[INSTRUCTIONS FOR THE TASK]: Read the material below. Count the lines containing "manual" and give that count alone.

[INPUT MATERIAL]:
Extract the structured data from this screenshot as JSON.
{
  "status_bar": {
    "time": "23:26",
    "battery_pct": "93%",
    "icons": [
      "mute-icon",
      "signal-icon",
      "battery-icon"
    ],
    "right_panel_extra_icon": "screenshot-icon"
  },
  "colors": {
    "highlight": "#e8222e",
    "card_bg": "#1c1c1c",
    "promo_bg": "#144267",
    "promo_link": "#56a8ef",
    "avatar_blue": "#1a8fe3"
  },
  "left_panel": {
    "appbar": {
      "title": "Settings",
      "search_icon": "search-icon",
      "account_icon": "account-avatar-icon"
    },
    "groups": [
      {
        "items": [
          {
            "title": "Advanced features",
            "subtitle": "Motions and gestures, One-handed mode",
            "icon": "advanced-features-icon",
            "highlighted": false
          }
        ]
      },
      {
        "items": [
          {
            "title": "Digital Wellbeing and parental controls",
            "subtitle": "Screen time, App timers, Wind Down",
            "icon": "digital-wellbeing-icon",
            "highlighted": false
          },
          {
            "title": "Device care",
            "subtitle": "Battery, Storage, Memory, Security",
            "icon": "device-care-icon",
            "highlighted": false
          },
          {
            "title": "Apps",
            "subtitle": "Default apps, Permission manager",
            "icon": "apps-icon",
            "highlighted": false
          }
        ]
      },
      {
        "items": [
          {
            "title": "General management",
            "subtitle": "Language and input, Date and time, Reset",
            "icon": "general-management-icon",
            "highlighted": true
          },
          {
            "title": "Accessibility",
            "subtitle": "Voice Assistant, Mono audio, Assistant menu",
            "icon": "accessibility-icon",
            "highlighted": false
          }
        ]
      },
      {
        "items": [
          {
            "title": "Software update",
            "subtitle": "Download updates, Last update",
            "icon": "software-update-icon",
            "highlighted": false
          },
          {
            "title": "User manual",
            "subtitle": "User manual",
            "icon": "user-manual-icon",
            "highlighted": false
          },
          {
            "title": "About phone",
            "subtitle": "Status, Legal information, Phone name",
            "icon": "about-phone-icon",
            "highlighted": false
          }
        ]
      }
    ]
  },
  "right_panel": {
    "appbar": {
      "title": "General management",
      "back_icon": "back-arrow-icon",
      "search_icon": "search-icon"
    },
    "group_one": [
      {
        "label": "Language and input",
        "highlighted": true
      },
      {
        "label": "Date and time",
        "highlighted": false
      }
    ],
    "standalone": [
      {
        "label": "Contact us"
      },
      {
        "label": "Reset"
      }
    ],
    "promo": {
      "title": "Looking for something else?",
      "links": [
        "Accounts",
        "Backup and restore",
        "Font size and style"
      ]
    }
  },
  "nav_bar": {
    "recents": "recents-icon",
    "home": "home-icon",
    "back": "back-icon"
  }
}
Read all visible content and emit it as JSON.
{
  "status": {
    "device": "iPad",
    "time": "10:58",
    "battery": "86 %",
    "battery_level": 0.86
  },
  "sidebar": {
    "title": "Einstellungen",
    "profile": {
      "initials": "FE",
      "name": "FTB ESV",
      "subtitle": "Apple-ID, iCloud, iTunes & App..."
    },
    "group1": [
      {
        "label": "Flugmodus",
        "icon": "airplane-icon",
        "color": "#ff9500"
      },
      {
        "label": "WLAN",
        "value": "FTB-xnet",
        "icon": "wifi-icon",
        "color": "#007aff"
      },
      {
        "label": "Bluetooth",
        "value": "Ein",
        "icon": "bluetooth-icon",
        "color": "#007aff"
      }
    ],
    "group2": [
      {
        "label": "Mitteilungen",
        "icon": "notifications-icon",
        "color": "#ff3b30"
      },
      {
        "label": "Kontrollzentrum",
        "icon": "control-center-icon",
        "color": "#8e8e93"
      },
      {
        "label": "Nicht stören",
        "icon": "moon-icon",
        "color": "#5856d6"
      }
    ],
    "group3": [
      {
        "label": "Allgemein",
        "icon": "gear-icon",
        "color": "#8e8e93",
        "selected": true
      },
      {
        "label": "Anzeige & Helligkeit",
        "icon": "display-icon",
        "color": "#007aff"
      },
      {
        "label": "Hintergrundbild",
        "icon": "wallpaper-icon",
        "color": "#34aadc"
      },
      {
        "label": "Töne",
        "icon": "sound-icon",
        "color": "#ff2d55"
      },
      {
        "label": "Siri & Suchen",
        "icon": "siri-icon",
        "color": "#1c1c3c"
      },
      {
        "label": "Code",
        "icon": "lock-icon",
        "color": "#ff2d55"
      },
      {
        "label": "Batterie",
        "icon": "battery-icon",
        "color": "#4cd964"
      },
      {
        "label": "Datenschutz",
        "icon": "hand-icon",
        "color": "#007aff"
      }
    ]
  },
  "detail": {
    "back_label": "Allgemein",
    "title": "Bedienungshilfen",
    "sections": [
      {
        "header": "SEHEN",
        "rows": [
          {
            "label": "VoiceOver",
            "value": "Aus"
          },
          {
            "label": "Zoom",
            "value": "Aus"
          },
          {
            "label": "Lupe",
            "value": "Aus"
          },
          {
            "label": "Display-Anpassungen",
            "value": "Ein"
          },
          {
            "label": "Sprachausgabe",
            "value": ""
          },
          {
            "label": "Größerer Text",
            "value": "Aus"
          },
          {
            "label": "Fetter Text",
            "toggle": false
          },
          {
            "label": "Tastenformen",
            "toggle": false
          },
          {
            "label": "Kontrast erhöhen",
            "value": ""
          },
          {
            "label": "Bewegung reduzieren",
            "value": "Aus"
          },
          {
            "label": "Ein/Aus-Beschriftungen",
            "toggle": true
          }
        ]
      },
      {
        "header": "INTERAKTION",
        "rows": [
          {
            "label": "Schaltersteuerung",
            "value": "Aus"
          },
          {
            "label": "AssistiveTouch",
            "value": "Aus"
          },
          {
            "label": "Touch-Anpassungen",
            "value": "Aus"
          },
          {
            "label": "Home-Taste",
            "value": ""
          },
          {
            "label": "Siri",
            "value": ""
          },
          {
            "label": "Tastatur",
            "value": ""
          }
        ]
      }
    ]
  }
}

[YOUR RESPONSE]: 3